Good morning from Ft. Lauderdale!
1. Good question! Referring to yesterday’s post about an actor being excised from a film because he was revealed to be a registered sex offender, trenchant commenter Zanshin asks,
Is it possible to define something like the Ethics Alarms Distracting Actor Principle corresponding with the Ethics Alarms Naked Teacher Principle? The Ethics Alarms Naked Teacher Principle (NTP) states: A secondary school teacher or administrator (or other role model for children) who allows pictures of himself or herself to be widely publicized, as on the web, showing the teacher naked or engaging in sexually provocative poses, cannot complain when he or she is dismissed by the school as a result.
I suppose one could argue that anyone who has a criminal record of any substantive variety cannot complain about the lifetime consequences of his own action. I don’t think the principle, as Zanshin implies it would, should apply to a movie actor in a small part unrelated to the offense. Distracting to who, exactly? How many movie-goers are going to say, “I wanted to see the film, but I hear that the guy who plays “Third guard” is a registered sex offender, and I’m outraged.” The actor who created the distraction was the meddlesome bigot who complained to the studio.
The NTP exists because secondary school students should not have to cope with naked images of their teachers, as this may interfere with their respect and concentration. No such justification exists in the case discussed yesterday. I might well apply in a situation like that of Kevin Spacey, whose personal conduct might well constitute a tangible distraction from any film he appears in.
2. Academy Awards ethics.

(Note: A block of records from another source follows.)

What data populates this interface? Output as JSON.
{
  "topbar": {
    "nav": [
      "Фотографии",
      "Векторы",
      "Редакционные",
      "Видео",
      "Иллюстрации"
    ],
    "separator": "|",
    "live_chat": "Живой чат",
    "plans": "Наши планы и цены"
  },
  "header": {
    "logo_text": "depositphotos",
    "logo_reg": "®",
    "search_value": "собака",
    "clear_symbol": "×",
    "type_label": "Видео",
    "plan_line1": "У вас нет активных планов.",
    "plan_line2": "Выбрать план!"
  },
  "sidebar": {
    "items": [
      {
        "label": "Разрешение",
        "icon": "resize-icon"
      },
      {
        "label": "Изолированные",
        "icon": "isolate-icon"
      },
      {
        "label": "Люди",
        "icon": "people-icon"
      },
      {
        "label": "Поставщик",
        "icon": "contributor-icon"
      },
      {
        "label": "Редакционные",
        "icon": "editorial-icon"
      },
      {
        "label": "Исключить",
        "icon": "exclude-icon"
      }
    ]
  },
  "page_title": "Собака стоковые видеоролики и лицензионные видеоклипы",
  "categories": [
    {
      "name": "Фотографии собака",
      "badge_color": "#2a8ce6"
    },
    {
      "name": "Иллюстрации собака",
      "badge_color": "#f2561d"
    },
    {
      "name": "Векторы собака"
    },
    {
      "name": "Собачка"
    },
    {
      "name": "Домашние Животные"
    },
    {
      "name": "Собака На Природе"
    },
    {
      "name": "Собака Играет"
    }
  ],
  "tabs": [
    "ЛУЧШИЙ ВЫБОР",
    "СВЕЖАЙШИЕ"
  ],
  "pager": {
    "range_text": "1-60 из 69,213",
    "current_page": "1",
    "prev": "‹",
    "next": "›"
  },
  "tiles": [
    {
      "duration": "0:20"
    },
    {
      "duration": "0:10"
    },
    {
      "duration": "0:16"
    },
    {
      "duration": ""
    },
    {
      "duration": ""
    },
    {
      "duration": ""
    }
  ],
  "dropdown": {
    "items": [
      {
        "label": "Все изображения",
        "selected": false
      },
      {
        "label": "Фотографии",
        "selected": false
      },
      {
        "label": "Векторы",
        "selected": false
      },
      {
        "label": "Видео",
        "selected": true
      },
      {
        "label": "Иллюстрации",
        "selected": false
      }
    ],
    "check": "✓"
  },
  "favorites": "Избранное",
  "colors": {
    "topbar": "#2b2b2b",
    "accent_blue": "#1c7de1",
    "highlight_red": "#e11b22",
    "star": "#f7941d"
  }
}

The foundering Academy of Motion Picture Arts and Sciences is now postponing the introduction of the the new award it had announced, which would recognize “outstanding achievement in popular film.” The award was immediately criticized for either being too vague or for relegating less serious films to the “kid’s table,” and creating a secondary award that would prevent a “popular film” from ever being named “Best Picture.” The word “best,” of course, is clear as a bell.
A film’s popularity with the public should be a substantial factor in determining what is “best,” and the proposed new category is a tacit admission that the “Best Picture” determination has been too often steered by politics, snobbery, and other hypocritical factors that are unrelated to what Hollywood is supposed to do: make good, creative, popular entertainment.
I have long advocated that instead of “Best Picture,” the ultimate Oscar should be recast as “Movie of the Year.” This would clarify the award considerably, and eliminate future grandstanding and virtue-signaling by the Academy.
Yikes! Gotta run…as Arnold says, “I’ll be back.”